‘But not all work is done on the internet – factories still exist!’ one might say. This is true, but consider the lever of competition on governments and markets if a proportion of the productive population embrace an alternative economy. The wealth and value incentives created would surely move the bricks and mortar world towards individual liberty and away from central control. For having tasted the benefits of liberty, or seen it in the success of one’s neighbour, why would anyone chose the state?
“We feel that every citizen has a right to communicate,” Janke says, “the right to send data without the fear of it being grabbed out of the air and used by criminals, stored by governments, and aggregated by companies that sell it.”
Bravo to Janke for standing up for users – i.e citizens – rights to freedom of speech. This is certainly an interesting product from a usability perspective and the fact that Slate and Engadget are both excited about speaks well of it.
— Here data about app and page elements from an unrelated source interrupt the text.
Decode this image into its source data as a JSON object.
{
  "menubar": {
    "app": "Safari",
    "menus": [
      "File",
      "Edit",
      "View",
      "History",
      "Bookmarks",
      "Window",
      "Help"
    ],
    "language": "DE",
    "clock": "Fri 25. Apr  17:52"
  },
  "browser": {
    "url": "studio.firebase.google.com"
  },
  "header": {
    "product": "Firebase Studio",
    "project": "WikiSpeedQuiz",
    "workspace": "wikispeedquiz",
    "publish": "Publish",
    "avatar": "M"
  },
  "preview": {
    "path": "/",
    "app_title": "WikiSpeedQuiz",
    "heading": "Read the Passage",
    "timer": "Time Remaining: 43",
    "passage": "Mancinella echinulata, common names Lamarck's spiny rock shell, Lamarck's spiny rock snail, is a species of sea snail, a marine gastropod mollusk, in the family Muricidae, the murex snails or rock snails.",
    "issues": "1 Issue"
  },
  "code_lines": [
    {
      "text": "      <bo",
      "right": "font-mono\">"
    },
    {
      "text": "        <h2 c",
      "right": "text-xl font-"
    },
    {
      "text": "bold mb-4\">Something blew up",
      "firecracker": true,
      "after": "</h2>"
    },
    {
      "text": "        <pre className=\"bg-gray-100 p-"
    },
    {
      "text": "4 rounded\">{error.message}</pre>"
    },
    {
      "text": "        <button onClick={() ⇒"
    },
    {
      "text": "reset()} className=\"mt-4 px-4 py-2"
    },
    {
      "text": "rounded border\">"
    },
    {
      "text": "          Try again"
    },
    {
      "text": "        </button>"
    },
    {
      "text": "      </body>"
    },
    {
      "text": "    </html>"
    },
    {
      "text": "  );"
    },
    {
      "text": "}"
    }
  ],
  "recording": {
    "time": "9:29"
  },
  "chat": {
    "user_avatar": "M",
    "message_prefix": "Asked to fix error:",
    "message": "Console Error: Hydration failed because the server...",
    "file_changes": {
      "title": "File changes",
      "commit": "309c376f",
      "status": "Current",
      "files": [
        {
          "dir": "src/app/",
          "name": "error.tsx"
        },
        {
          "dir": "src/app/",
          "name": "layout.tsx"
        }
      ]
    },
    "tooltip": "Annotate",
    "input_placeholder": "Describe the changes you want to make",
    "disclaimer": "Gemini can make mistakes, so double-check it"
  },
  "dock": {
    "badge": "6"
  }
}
Someone else who speaks well of it is the slightly strange fellow on the train a few days ago. This chap was showing off about his knowledge of train ettiquette and asking if the train had Wifi (main line trains in London do not have Wifi) and then took the opportunity to proselytise about his “favourite application” (which relies on Wifi, or so I hear) while I politely studied my phone. That kind of marketing, where fans throw away the train etiquette rule book to not only speak but sell your product for you, that is worth a fortune.
There is a downside hidden in all the hype. The applications is hosted under the direct jurisdiction of the US Federal Government in Washington DC.
The company, which is headquartered in Washington, D.C., doesn’t retain metadata (such as times and dates calls are made using Silent Circle), and IP server logs showing who is visiting the Silent Circle website are currently held for only seven days. The same privacy-by-design approach will be adopted to protect the security of users’ encrypted files. When a user sends a picture or document, it will be encrypted, digitally “shredded” into thousands of pieces, and temporarily stored in a “Secure Cloud Broker” until it is transmitted to the recipient. Silent Circle, which charges $20 a month for its service, has no way of accessing the encrypted files because the “key” to open them is held on the users’ devices and then deleted after it has been used to open the files.
Two problems there, the company is right under the nose of Uncle Sam and the “cloud broker” shouts “single point of failure”.
According to Engadget:
the company’s also pledged to not cooperate with surveillance requests from law enforcement, nor will it compromise the service’s integrity by introducing a “backdoor” for the FBI
Not much use when you are shut down, but it’s very encouraging that people are seeing profit in secure communications. Now all we need is an inventor with an idea that the Government cannot attack. If you feel you might one day be that inventor then you may like to come to the Libertarian Home meetup in April where Adrianna Lukas will be talking on the properties of resilient heterogenous systems.
One further detail courtesy of Frank Braun. The 2012 Bitcoin conference is coming to London, the world’s premier finance hub (for the time being):
We plan this conference to be the hub for bitcoiners wishing to learn, meet, do business and expand their minds. This will bring bitcoin to a global financial centre, and be a turning point bringing bitcoin to the fore of the mainstream. It is here that bitcoin will leave its perilous infancy, as the new world briefly meets the old before displacing it.
Ticket’s cost 70 euros, payable in Bitcoin, and for your money you get acces to talks by Richard Stallman, Max Keiser and others.
The conference takes place on the 15th and 16th of September at the Imperial, Russell Square.